- ABOUT THIS EXERCISE
An exact, complete copy of the entries below is required, minus any pictures.

- DATASET

[Start of section]

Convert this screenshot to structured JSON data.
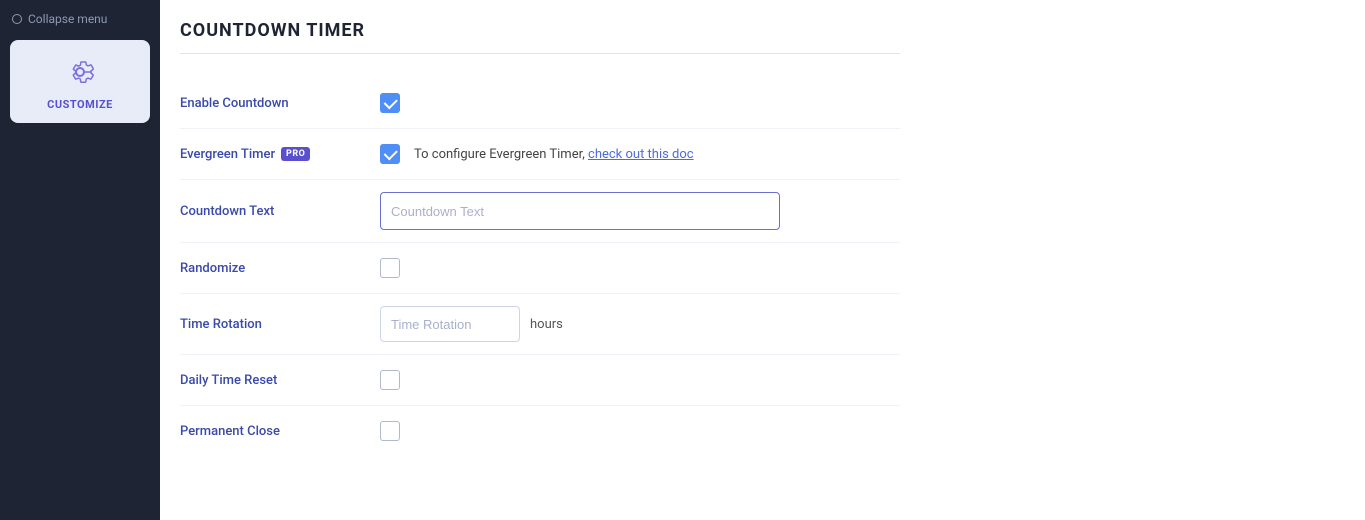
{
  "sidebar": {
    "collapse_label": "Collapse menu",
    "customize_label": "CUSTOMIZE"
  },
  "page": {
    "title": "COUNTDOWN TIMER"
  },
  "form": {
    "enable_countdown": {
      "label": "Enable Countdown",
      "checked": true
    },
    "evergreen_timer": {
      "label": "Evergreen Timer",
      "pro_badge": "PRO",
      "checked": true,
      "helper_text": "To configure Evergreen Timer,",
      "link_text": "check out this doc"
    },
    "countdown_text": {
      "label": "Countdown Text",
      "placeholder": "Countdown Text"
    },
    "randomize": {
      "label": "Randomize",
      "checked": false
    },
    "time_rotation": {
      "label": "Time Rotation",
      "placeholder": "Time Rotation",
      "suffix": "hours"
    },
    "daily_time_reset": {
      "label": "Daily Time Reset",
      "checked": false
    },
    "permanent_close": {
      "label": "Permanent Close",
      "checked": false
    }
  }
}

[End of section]

- OUTPUT FOR THIS EXERCISE
Convert this screenshot to structured JSON data.
{
  "sidebar": {
    "collapse_label": "Collapse menu",
    "customize_label": "CUSTOMIZE"
  },
  "page": {
    "title": "COUNTDOWN TIMER"
  },
  "form": {
    "enable_countdown": {
      "label": "Enable Countdown",
      "checked": true
    },
    "evergreen_timer": {
      "label": "Evergreen Timer",
      "pro_badge": "PRO",
      "checked": true,
      "helper_text": "To configure Evergreen Timer,",
      "link_text": "check out this doc"
    },
    "countdown_text": {
      "label": "Countdown Text",
      "placeholder": "Countdown Text"
    },
    "randomize": {
      "label": "Randomize",
      "checked": false
    },
    "time_rotation": {
      "label": "Time Rotation",
      "placeholder": "Time Rotation",
      "suffix": "hours"
    },
    "daily_time_reset": {
      "label": "Daily Time Reset",
      "checked": false
    },
    "permanent_close": {
      "label": "Permanent Close",
      "checked": false
    }
  }
}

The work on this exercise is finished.